Purpl3F0x Secur1ty

Pentesting, reverse engineering, and phishing & malware analysis.

3 April 2019

VulnHub - Kioptrix 4

by purpl3f0x

Now it's time for the next pentest challenge in this series, Kioptrix 4!

Recon and enumeration:

As always we start with an nmap scan, courtesy of my favorite enum tool Sparta, and can see some pretty common ports open, SSH, web, and SMB. I always like to check out SMB when I see it, because shares with poorly configured permissions are often something that can either expose sensitive information or could otherwise be leveraged for dropping files on the target.

Doesn't look like there's much here to really go after. The shares here are default shares that usually can't be read and don't have anything in them. The nmap scan from before didn't really turn up the exact version, so I decided to grab the full version with metasploit, since my version of smbclient doesn't seem to enumerate versions anymore.

With the version enumerated now, I of course look to see if there are any exploits for this version of Samba:

Doesn't look like there are any exploits for this exact version of Samba, so I'm not going to pursue this. Next step is to check out the web page.

A login page. I want to try a SQLi login bypass here but while I play with that, I get a gobuster scan going to see if there are any directories hidden.

Only a few results. There's nothing of interest in /images, /index is just the login page, /logout is self-explanitory. So I check out john and robert. They are directories that contain php scripts that just take me back to the login page if I click on them, and the source code as visible in the browser is just the login page code. So I go back to trying SQLi.

So trying the SQLi in both the username and password fields reveals that the user field has a form for santization by escaping single quotes. Leaving this syntax in the password field, I try a few more usernames:

Logging in as John:
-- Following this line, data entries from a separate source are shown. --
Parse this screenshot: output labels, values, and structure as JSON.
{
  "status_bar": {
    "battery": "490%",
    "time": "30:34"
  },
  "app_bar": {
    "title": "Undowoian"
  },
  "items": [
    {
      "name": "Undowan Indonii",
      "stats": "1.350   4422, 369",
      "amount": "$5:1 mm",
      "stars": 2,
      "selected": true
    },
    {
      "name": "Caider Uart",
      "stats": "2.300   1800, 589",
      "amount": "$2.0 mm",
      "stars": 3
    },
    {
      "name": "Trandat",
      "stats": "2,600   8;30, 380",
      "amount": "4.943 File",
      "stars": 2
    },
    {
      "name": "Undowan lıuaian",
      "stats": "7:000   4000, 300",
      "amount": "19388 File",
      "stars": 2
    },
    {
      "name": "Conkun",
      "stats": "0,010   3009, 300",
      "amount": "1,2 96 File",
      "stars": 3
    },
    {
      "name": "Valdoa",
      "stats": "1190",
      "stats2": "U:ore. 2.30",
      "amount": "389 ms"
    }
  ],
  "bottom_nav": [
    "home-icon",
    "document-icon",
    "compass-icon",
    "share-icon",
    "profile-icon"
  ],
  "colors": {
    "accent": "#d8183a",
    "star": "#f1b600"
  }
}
There we go, we have a password for robert. Not sure why loggin in as John didn't yield anything. So at first glance, this password looks like it is Base64 encoded because of the two '=' on the end, which is common for Base64-encoded strings.

Or........maybe not. To rule out improper padding, I tried decoding it again with no =, one =, and three =, but nothing worked. So, taking a wild guess, I use this password to SSH into the box.

And it works without any form of decoding. I guess the two = were put on the end to fool us, maybe.

Privilege Escalation:

So, looking closer at the login prompt that we landed in, it's obvious that we're stuck in a limited shell. I neglected to take a screenshot, but the only commands permitted were cd, echo, ll, lpath, ls, and help. Trying to chain commands with &&, ||, or ; resulted in "forbidden syntax" warnings, stating that 2 more violations would result in being kicked. Exceeding the warning limit results in the SSH session being terminated. It took me a while to figure out exactly how to escape this shell, but ultimately it was pretty simple.

By typing "help help" it finally told me what type of shell it was. With this, I was able to research ways to escape "lshell" and quickly found my way out:


Free of the limited shell, it's time to start doing the post-exploitation recon to find a way to get to root. First I checked the processes running as root:

Right away I see a very tempting attack vector; MySQL is running as root. But I don't have any way to login right now.

Thinking back to what I found on the web page, I decide to poke around in the www directory. Usually if a web application needs to connect to MySQL, there will be some PHP code that will login, and the username and password will be in that PHP file. We can't see this on the webpage because the server is executing the PHP code and won't show it in the browser when using "inspect element" or "show page source".

It didn't take long to find the file, and it was the "robert.php" file. The MySQL server root account doesn't have a password. This is a huge security flaw, because the MySQL server is actually capable of executing system commands, and since the SQL server is running as root, those commands are run as root.

Logging into the server is done from the terminal, with this command:

Even though the -p option is being provided, you don't put the password in on this line, you press enter, at which point the server will ask for a password. I just press enter again, since there is no password, and I'm logged into the database. I run a few commands to check if I an execute commands as root.

Odd. The server is running as the root account, but it's running shell commands as robert. I'm a bit confused, I really don't know what's going on. So it's back to researching. I search using terms along the lines of "exploiting mysql running as root". I found a suggestion to use a completely different command, "sys_exec()". I decide to test if this will really execute commands:

I decided to use 'touch' to see if I could make a file, and it allowed me to do so. What I should have done to check afterwards was "ls -la" to see who owned the file, and confirm that root owned it. Regardless, I moved on:

The command above is adding robert to the admin group. This doesn't make robert a "root" user, but it does allow robert to run any command as root with "sudo".

Just like that, we won, we have root! A quick look into the root directory reveals the "flag":


This one wasn't too hard, it encouraged some web directory enumeration, and explored how you can use processes running as root to gain administrative privileges. To be honest, I felt that Kioptrix 3 was harder, mostly because I was rusty on how to conduct SQLi, as well as identifying vulnerable urls/pages. There's only one more left in the Kioptrix series, and I'll be tackling that one very soon~

tags: Pentesting - VulnHub